• What the task asks:
Among the entries that follow, count the lines with the word "checked" and report the number by itself.

[Dataset rows describing interfaces]
——

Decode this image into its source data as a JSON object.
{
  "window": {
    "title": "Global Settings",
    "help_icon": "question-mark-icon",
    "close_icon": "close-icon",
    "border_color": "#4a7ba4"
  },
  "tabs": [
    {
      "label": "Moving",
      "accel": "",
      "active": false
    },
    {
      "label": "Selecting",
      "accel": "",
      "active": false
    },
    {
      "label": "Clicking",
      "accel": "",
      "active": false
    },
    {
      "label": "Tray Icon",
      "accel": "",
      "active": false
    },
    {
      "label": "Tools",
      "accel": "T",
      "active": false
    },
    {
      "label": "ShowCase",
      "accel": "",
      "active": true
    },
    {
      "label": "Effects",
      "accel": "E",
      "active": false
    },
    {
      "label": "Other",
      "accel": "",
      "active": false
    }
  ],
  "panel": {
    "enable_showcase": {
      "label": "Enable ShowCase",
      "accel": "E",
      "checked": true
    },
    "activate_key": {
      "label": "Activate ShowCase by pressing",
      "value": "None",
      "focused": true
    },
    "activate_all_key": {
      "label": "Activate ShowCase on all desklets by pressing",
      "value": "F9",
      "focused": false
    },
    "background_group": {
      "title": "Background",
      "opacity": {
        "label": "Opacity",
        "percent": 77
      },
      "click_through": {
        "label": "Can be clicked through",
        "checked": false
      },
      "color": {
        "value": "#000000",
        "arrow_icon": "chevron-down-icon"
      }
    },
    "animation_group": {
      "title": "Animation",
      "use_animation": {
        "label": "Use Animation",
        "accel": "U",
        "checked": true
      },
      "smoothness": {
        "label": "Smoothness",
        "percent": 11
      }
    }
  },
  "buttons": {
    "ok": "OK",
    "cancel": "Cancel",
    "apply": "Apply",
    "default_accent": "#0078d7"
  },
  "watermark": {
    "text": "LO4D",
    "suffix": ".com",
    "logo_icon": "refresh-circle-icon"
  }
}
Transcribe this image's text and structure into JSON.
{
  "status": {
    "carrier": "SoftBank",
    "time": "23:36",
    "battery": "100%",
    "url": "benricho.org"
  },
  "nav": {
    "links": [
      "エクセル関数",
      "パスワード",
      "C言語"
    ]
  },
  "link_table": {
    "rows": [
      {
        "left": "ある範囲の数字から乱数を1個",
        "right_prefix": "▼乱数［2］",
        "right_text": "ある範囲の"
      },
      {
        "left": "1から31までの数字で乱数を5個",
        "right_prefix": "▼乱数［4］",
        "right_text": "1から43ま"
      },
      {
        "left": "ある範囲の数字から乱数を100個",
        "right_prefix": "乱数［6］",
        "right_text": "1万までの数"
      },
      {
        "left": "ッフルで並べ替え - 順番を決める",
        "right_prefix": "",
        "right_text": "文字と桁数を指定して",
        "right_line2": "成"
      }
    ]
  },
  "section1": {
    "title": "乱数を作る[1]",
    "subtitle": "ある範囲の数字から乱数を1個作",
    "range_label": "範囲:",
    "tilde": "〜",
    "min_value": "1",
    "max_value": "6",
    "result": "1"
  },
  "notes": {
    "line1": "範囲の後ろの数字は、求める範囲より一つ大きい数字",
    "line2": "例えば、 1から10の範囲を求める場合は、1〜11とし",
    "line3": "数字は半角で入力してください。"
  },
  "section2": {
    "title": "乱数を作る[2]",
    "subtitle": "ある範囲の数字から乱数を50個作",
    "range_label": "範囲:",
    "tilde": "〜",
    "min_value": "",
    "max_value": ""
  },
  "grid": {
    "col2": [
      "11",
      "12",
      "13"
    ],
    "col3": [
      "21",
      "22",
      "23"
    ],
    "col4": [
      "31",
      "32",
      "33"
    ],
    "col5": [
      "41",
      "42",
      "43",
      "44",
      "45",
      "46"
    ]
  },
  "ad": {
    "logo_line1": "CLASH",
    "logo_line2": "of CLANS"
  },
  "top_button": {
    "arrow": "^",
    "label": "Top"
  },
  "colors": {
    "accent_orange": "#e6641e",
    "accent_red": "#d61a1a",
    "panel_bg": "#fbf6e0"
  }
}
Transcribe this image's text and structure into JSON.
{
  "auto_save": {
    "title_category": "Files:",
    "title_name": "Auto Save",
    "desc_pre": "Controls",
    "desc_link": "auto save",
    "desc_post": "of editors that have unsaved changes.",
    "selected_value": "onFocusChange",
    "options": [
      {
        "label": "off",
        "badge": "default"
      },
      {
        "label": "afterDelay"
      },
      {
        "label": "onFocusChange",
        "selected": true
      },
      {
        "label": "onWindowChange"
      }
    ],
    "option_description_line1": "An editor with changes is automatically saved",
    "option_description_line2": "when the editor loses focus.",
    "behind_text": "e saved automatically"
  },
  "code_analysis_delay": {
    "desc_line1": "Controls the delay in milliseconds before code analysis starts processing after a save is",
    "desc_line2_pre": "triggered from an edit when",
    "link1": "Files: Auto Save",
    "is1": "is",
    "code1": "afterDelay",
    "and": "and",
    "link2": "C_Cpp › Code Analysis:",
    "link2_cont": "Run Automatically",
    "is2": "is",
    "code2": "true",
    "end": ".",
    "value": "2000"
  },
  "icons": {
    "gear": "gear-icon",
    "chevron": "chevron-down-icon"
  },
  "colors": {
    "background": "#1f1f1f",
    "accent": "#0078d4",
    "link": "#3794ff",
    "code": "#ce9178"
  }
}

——

• Completed exercise:
3